Tom Brady, arguably the greatest football player of all time, wrapped up a legendary 23-year professional football career this season; here’s why he is the GOAT.

Hayden Krupa, MHS Media Writer

Tom Brady after defeating the St. Louis Rams in Super Bowl XXXVI to win his first Super Bowl

In 2000, a 22 year old Thomas Edward Patrick Brady Jr. had recently wrapped up his college football career, having spent 4 years at the University of Michigan with a successful 20-5 record as a starter. At the draft, Brady would wait patiently for his name to be called at 199th overall in the 6th round by the New England Patriots.

Brady didn’t play much his rookie season and wouldn’t get his chance to prove himself until a week 2 matchup against the New York Jets in 2001.  This after starting quarterback Drew Bledsoe was concussed after being hit out of bounds on a rushing attempt with about 10 minutes left to play.

Tom Brady after winning Super Bowl LV against the Kansas City Chiefs, his last of 7 Super Bowl Wins. (ESPN)

The Patriots would lose that game 10-3 after Brady came in, but the rest of that season is history.

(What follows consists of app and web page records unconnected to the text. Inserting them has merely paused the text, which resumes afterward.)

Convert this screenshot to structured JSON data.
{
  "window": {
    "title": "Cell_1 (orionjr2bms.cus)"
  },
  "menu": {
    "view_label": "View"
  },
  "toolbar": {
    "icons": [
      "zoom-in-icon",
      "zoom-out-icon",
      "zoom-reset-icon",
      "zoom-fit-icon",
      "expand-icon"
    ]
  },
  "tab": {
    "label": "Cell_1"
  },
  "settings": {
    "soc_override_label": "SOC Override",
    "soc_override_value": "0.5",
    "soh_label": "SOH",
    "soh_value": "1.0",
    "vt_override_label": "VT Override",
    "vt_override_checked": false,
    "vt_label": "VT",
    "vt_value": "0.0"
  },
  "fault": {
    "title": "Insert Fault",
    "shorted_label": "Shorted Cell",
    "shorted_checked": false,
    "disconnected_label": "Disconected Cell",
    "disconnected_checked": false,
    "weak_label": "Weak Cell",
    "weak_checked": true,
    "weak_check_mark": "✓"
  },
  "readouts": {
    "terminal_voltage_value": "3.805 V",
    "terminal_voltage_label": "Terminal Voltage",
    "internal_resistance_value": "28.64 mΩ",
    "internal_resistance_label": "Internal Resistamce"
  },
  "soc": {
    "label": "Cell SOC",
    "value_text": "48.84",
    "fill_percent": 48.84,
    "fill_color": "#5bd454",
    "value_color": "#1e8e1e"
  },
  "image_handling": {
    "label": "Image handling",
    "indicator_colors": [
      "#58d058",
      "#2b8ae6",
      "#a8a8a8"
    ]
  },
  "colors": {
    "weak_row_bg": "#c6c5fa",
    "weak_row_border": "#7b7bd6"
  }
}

Brady would take that 0-2 team to an 11-5 AFC East Title, and later, a Super Bowl XXXVI Victory.

Brady would go on to take over the QB1 role in New England for a majority of his 23-year career, ending with a brief 3-year stint in Tampa Bay.  In that time, Brady had some of the greatest numbers ever including:





  • 251 Wins (#1 all time)
  • 3 NFL MVPs (#3 all time)
  • 5 Super Bowl MVPs (#1 all time)
  • 89,214 passing yards (#1 all time)
  • 649 passing touchdowns (#1 all time)
  • 7 Super Bowl victories (#1 all time)

Tom Brady after winning Super Bowl LV against the Kansas City Chiefs, his last of 7 Super Bowl Wins

Brady’s greatness is something people simply can’t ignore.

While he was in New England, people complained he was a “system quarterback.”  This means he was a quarterback who is only good because of a certain coach’s offensive systems (for Brady this being Bill Belichick).

However, after leaving New England, Brady had a record of 32-18 with 3 playoff appearances and a Super Bowl.

Meanwhile, Belichick’s offense has struggled under other quarterbacks with a record of 36-38. Belichick’s other QBs have been no joke either: former Heisman Trophy finalist and NCAA National Championship winner Mac Jones runs the offense now, as well as 4-time pro bowler and 1994 passing leader Drew Bledsoe before Brady.

Other arguments against Brady include him being carried by his defense and by his offensive weapons.  However, over the years, Brady has won the Super Bowl with a wide range of defenses in terms of points against.  These ranging from the middle of the pack at 12th to an elite defense at 3rd.

On top of that, Brady has won both with and without elite receivers.  The elite includes Rob Gronkowski and Randy Moss, but also winning with average receivers like Julian Edelman and Wes Walker.  The fact of the matter is that all 7 Brady Super Bowls saw very different rosters with different skill levels, but the one common factor was Brady.

Brady’s career was full of unforgettable moments, and he gathered countless haters along the way. Brady never needed his defense or his weapons or even his coach for greatness, and the numbers simply speak for themselves.

Tom Brady is the greatest of all time.